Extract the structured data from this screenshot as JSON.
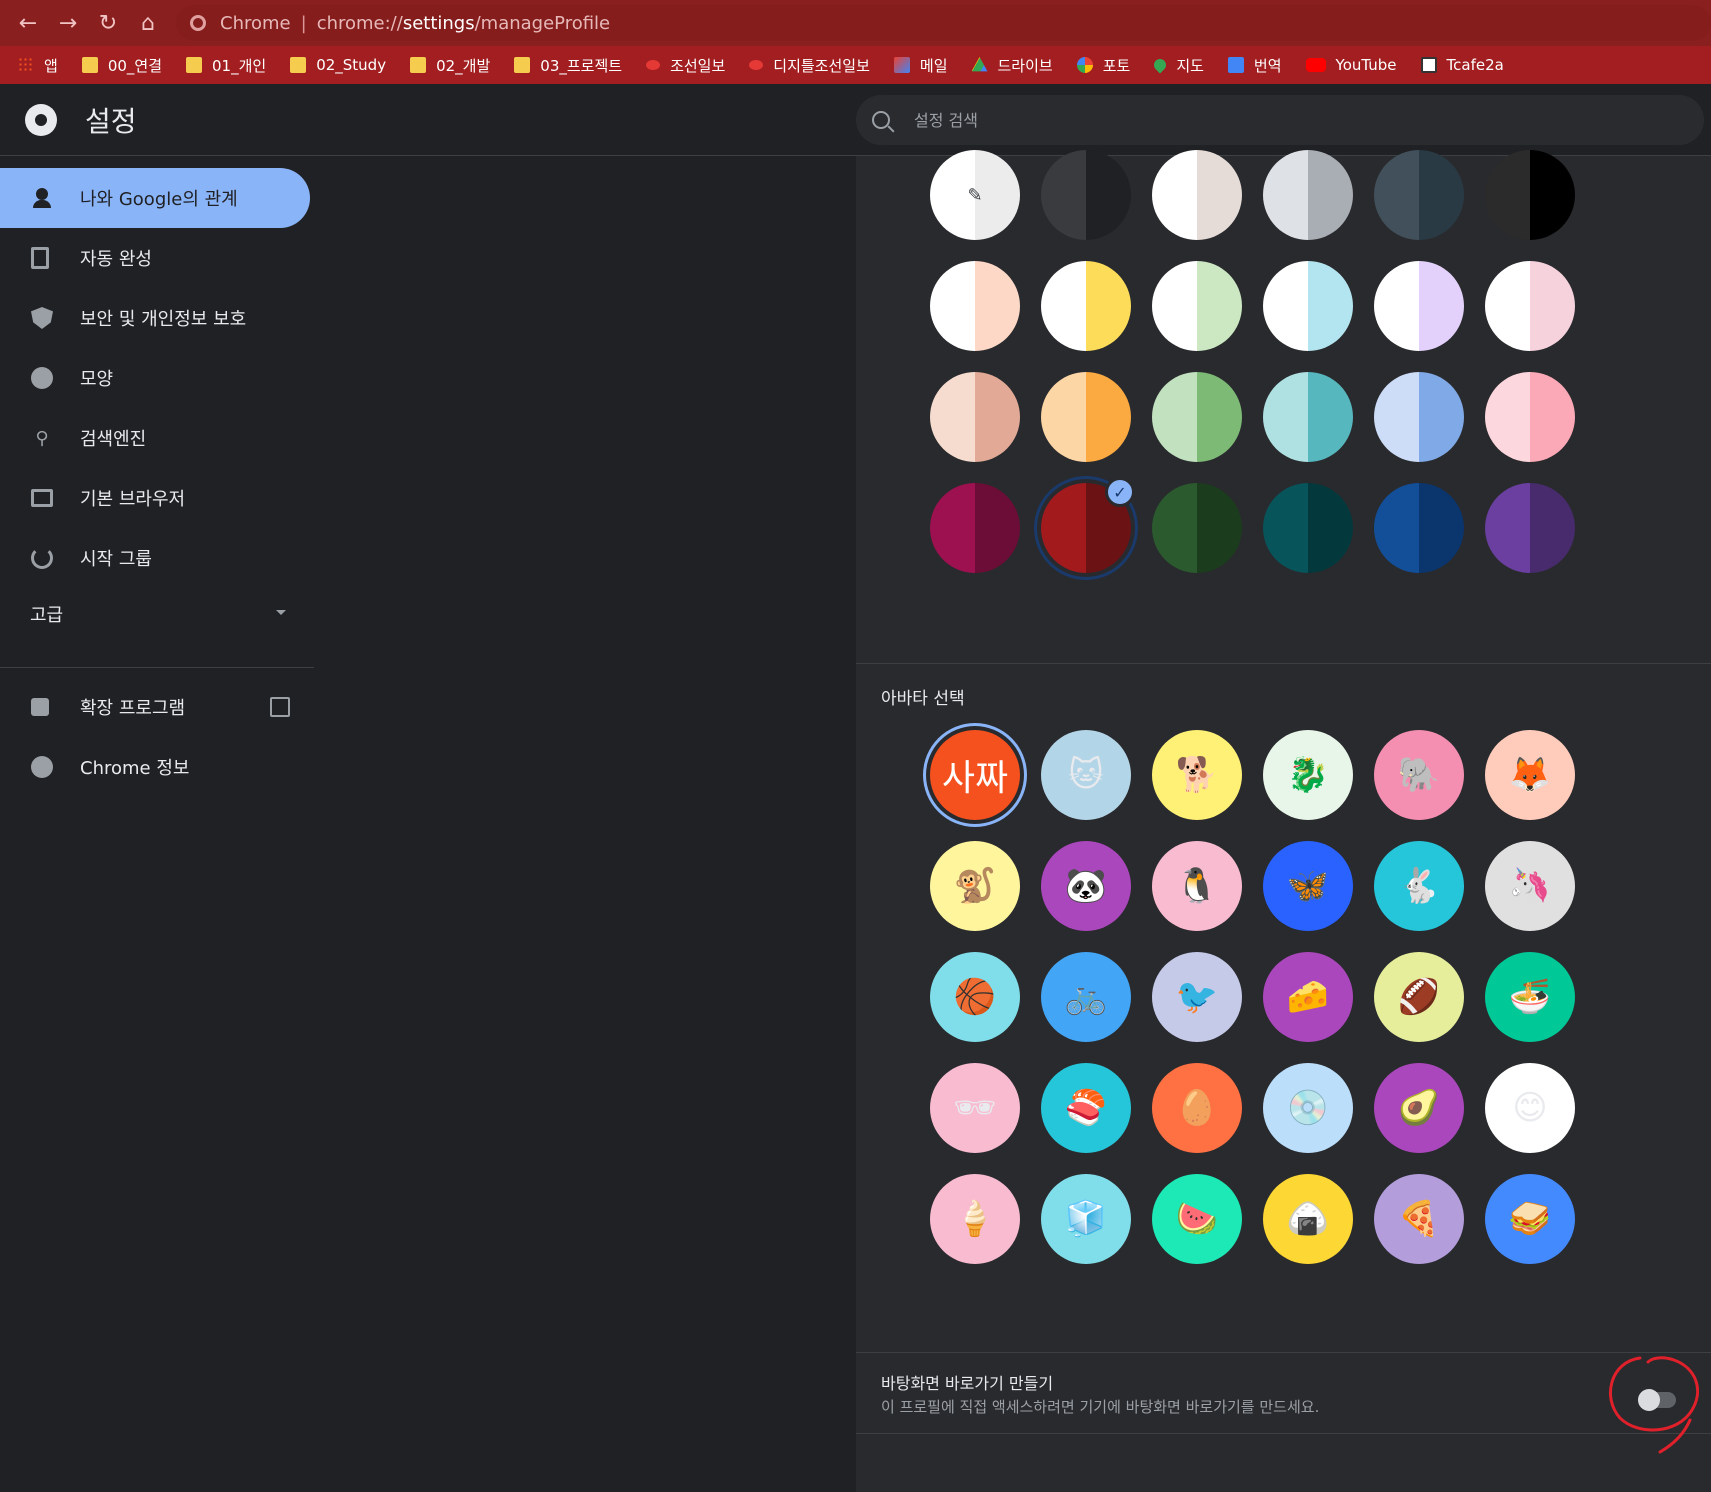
{
  "browser": {
    "omnibox": {
      "proto": "Chrome",
      "url_scheme": "chrome://",
      "url_host": "settings",
      "url_path": "/manageProfile"
    },
    "bookmarks": [
      {
        "label": "앱",
        "icon": "apps-grid-icon"
      },
      {
        "label": "00_연결",
        "icon": "folder-icon"
      },
      {
        "label": "01_개인",
        "icon": "folder-icon"
      },
      {
        "label": "02_Study",
        "icon": "folder-icon"
      },
      {
        "label": "02_개발",
        "icon": "folder-icon"
      },
      {
        "label": "03_프로젝트",
        "icon": "folder-icon"
      },
      {
        "label": "조선일보",
        "icon": "chosun-icon"
      },
      {
        "label": "디지틀조선일보",
        "icon": "chosun-icon"
      },
      {
        "label": "메일",
        "icon": "gmail-icon"
      },
      {
        "label": "드라이브",
        "icon": "drive-icon"
      },
      {
        "label": "포토",
        "icon": "photos-icon"
      },
      {
        "label": "지도",
        "icon": "maps-icon"
      },
      {
        "label": "번역",
        "icon": "translate-icon"
      },
      {
        "label": "YouTube",
        "icon": "youtube-icon"
      },
      {
        "label": "Tcafe2a",
        "icon": "tcafe-icon"
      }
    ]
  },
  "header": {
    "title": "설정",
    "search_placeholder": "설정 검색"
  },
  "sidebar": {
    "items": [
      {
        "label": "나와 Google의 관계",
        "icon": "person-icon",
        "active": true
      },
      {
        "label": "자동 완성",
        "icon": "clipboard-icon"
      },
      {
        "label": "보안 및 개인정보 보호",
        "icon": "shield-icon"
      },
      {
        "label": "모양",
        "icon": "palette-icon"
      },
      {
        "label": "검색엔진",
        "icon": "search-icon"
      },
      {
        "label": "기본 브라우저",
        "icon": "browser-icon"
      },
      {
        "label": "시작 그룹",
        "icon": "power-icon"
      }
    ],
    "advanced": "고급",
    "extensions": "확장 프로그램",
    "about": "Chrome 정보"
  },
  "theme_colors": [
    [
      [
        "#ffffff",
        "#ececec"
      ],
      [
        "#3a3b3e",
        "#202124"
      ],
      [
        "#ffffff",
        "#e5dcd8"
      ],
      [
        "#dee1e6",
        "#a9adb4"
      ],
      [
        "#41505a",
        "#2a3a45"
      ],
      [
        "#2b2b2b",
        "#000000"
      ]
    ],
    [
      [
        "#ffffff",
        "#fdd8c6"
      ],
      [
        "#ffffff",
        "#fddc5a"
      ],
      [
        "#ffffff",
        "#cbe8c2"
      ],
      [
        "#ffffff",
        "#b3e5f0"
      ],
      [
        "#ffffff",
        "#e3d1fb"
      ],
      [
        "#ffffff",
        "#f6d2dd"
      ]
    ],
    [
      [
        "#f6dccf",
        "#e2aa96"
      ],
      [
        "#fdd6a6",
        "#fba941"
      ],
      [
        "#c1e1bf",
        "#7dba76"
      ],
      [
        "#afe0e2",
        "#56b7be"
      ],
      [
        "#cddcf7",
        "#80a9e7"
      ],
      [
        "#fdd7de",
        "#fba9b6"
      ]
    ],
    [
      [
        "#9e1151",
        "#6c0d37"
      ],
      [
        "#a31a1d",
        "#6b1214"
      ],
      [
        "#2a5a2e",
        "#1b3c1d"
      ],
      [
        "#07545a",
        "#03383c"
      ],
      [
        "#134f99",
        "#0b356d"
      ],
      [
        "#6a3fa0",
        "#472b6c"
      ]
    ]
  ],
  "selected_theme": {
    "row": 3,
    "col": 1
  },
  "avatar_section_label": "아바타 선택",
  "monogram": "사짜",
  "avatars": [
    [
      {
        "name": "monogram",
        "bg": "#f4511e"
      },
      {
        "name": "cat",
        "bg": "#b3d5e8",
        "glyph": "🐱"
      },
      {
        "name": "corgi",
        "bg": "#fff176",
        "glyph": "🐕"
      },
      {
        "name": "dragon",
        "bg": "#e8f5e9",
        "glyph": "🐉"
      },
      {
        "name": "elephant",
        "bg": "#f48fb1",
        "glyph": "🐘"
      },
      {
        "name": "fox",
        "bg": "#ffccbc",
        "glyph": "🦊"
      }
    ],
    [
      {
        "name": "monkey",
        "bg": "#fff59d",
        "glyph": "🐒"
      },
      {
        "name": "panda",
        "bg": "#ab47bc",
        "glyph": "🐼"
      },
      {
        "name": "penguin",
        "bg": "#f8bbd0",
        "glyph": "🐧"
      },
      {
        "name": "butterfly",
        "bg": "#2962ff",
        "glyph": "🦋"
      },
      {
        "name": "rabbit",
        "bg": "#26c6da",
        "glyph": "🐇"
      },
      {
        "name": "unicorn",
        "bg": "#e0e0e0",
        "glyph": "🦄"
      }
    ],
    [
      {
        "name": "basketball",
        "bg": "#80deea",
        "glyph": "🏀"
      },
      {
        "name": "bike",
        "bg": "#42a5f5",
        "glyph": "🚲"
      },
      {
        "name": "bird",
        "bg": "#c5cae9",
        "glyph": "🐦"
      },
      {
        "name": "cheese",
        "bg": "#ab47bc",
        "glyph": "🧀"
      },
      {
        "name": "football",
        "bg": "#e6ee9c",
        "glyph": "🏈"
      },
      {
        "name": "ramen",
        "bg": "#00c897",
        "glyph": "🍜"
      }
    ],
    [
      {
        "name": "sunglasses",
        "bg": "#f8bbd0",
        "glyph": "🕶"
      },
      {
        "name": "sushi",
        "bg": "#26c6da",
        "glyph": "🍣"
      },
      {
        "name": "tamagotchi",
        "bg": "#ff7043",
        "glyph": "🥚"
      },
      {
        "name": "vinyl",
        "bg": "#bbdefb",
        "glyph": "💿"
      },
      {
        "name": "avocado",
        "bg": "#ab47bc",
        "glyph": "🥑"
      },
      {
        "name": "smile",
        "bg": "#ffffff",
        "glyph": "😊"
      }
    ],
    [
      {
        "name": "ice-cream",
        "bg": "#f8bbd0",
        "glyph": "🍦"
      },
      {
        "name": "popsicle",
        "bg": "#80deea",
        "glyph": "🧊"
      },
      {
        "name": "watermelon",
        "bg": "#1de9b6",
        "glyph": "🍉"
      },
      {
        "name": "onigiri",
        "bg": "#fdd835",
        "glyph": "🍙"
      },
      {
        "name": "pizza",
        "bg": "#b39ddb",
        "glyph": "🍕"
      },
      {
        "name": "sandwich",
        "bg": "#448aff",
        "glyph": "🥪"
      }
    ]
  ],
  "shortcut": {
    "title": "바탕화면 바로가기 만들기",
    "description": "이 프로필에 직접 액세스하려면 기기에 바탕화면 바로가기를 만드세요.",
    "enabled": false
  },
  "colors": {
    "accent": "#8ab4f8",
    "annotation": "#e0202a"
  }
}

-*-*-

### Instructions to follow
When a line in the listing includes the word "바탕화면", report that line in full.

### Finished task
    "title": "바탕화면 바로가기 만들기",
    "description": "이 프로필에 직접 액세스하려면 기기에 바탕화면 바로가기를 만드세요.",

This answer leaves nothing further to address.